━━ Records to use
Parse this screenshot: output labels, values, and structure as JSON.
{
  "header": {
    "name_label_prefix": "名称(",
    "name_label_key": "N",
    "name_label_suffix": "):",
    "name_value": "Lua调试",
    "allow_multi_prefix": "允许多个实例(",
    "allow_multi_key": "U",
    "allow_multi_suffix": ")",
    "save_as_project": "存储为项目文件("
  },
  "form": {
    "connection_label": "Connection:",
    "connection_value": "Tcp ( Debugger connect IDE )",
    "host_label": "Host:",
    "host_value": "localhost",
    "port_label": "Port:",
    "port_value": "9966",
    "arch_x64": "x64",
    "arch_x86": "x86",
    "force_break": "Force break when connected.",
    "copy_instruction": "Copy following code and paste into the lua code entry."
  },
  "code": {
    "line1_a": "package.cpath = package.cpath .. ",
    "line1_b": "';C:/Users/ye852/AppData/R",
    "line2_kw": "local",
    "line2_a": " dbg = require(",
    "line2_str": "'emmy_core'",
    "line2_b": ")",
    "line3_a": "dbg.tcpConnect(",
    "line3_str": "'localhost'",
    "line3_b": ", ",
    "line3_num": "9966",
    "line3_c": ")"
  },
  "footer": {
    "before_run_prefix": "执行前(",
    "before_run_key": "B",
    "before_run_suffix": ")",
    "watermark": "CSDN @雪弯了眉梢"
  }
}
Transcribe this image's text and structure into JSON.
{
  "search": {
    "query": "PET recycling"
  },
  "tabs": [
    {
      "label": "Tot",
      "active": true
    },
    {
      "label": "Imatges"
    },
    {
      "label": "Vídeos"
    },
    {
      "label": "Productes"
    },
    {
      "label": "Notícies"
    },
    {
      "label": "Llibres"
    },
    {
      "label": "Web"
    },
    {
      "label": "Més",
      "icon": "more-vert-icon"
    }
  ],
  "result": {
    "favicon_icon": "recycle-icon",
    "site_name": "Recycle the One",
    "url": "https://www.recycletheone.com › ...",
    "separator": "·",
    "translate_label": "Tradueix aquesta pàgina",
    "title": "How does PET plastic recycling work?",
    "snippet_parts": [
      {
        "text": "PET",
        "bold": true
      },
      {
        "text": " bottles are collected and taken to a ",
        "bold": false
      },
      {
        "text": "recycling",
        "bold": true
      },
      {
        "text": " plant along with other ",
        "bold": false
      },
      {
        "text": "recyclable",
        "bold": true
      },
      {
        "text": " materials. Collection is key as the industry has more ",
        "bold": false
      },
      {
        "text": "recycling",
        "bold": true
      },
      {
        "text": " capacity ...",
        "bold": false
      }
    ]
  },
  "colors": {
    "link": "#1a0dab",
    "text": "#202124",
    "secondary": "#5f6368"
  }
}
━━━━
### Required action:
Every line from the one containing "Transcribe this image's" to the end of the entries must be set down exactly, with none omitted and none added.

### Result:
Transcribe this image's text and structure into JSON.
{
  "search": {
    "query": "PET recycling"
  },
  "tabs": [
    {
      "label": "Tot",
      "active": true
    },
    {
      "label": "Imatges"
    },
    {
      "label": "Vídeos"
    },
    {
      "label": "Productes"
    },
    {
      "label": "Notícies"
    },
    {
      "label": "Llibres"
    },
    {
      "label": "Web"
    },
    {
      "label": "Més",
      "icon": "more-vert-icon"
    }
  ],
  "result": {
    "favicon_icon": "recycle-icon",
    "site_name": "Recycle the One",
    "url": "https://www.recycletheone.com › ...",
    "separator": "·",
    "translate_label": "Tradueix aquesta pàgina",
    "title": "How does PET plastic recycling work?",
    "snippet_parts": [
      {
        "text": "PET",
        "bold": true
      },
      {
        "text": " bottles are collected and taken to a ",
        "bold": false
      },
      {
        "text": "recycling",
        "bold": true
      },
      {
        "text": " plant along with other ",
        "bold": false
      },
      {
        "text": "recyclable",
        "bold": true
      },
      {
        "text": " materials. Collection is key as the industry has more ",
        "bold": false
      },
      {
        "text": "recycling",
        "bold": true
      },
      {
        "text": " capacity ...",
        "bold": false
      }
    ]
  },
  "colors": {
    "link": "#1a0dab",
    "text": "#202124",
    "secondary": "#5f6368"
  }
}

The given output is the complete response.